[Stored data]
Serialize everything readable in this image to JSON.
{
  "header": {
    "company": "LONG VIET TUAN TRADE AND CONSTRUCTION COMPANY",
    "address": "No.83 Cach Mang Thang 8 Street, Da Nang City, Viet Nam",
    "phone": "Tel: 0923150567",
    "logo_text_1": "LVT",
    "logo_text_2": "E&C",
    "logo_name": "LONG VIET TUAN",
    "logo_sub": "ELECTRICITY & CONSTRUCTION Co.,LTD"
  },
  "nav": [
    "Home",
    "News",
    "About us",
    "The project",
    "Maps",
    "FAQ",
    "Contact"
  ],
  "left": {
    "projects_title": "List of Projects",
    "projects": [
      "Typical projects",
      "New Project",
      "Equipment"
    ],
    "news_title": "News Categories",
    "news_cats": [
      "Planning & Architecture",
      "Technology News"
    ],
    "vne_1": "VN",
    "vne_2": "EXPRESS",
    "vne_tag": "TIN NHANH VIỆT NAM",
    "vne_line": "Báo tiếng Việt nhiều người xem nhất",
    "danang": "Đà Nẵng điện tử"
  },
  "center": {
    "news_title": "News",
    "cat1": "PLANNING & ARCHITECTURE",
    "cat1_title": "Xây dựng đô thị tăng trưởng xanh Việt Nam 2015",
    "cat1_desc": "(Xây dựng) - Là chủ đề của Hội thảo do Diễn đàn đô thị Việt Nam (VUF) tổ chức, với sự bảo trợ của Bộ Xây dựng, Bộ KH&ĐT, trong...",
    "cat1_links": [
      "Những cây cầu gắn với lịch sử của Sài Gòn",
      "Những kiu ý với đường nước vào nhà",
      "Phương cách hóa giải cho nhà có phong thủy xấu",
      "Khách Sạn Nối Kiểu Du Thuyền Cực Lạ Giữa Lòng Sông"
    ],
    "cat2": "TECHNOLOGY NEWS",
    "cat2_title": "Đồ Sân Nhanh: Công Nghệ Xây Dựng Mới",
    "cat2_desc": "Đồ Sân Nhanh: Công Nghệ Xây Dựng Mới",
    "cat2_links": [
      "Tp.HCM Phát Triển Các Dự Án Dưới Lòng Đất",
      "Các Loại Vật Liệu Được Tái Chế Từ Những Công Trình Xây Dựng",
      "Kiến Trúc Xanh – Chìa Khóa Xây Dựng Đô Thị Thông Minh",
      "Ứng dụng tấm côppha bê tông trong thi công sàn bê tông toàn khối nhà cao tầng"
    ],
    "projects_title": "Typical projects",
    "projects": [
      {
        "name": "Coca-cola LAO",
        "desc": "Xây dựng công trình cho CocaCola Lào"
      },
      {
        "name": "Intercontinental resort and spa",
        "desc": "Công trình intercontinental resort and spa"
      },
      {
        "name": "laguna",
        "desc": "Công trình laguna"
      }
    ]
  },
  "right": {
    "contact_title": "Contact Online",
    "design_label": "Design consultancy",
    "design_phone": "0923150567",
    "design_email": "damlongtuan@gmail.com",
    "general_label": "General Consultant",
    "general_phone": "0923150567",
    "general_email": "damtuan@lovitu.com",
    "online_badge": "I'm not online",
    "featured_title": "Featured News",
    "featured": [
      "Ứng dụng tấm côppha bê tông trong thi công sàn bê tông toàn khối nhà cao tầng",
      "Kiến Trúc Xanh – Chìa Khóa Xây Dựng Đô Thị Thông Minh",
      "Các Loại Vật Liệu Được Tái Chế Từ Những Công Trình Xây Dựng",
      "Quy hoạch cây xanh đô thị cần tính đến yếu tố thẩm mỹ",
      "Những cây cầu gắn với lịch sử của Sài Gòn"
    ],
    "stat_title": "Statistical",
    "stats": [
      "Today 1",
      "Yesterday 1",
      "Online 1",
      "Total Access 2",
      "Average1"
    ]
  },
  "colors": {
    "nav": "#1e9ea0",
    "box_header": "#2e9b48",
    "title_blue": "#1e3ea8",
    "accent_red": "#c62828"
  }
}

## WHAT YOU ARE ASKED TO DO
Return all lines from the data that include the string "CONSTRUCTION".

## ANSWER FOR THIS EXERCISE
    "company": "LONG VIET TUAN TRADE AND CONSTRUCTION COMPANY",
    "logo_sub": "ELECTRICITY & CONSTRUCTION Co.,LTD"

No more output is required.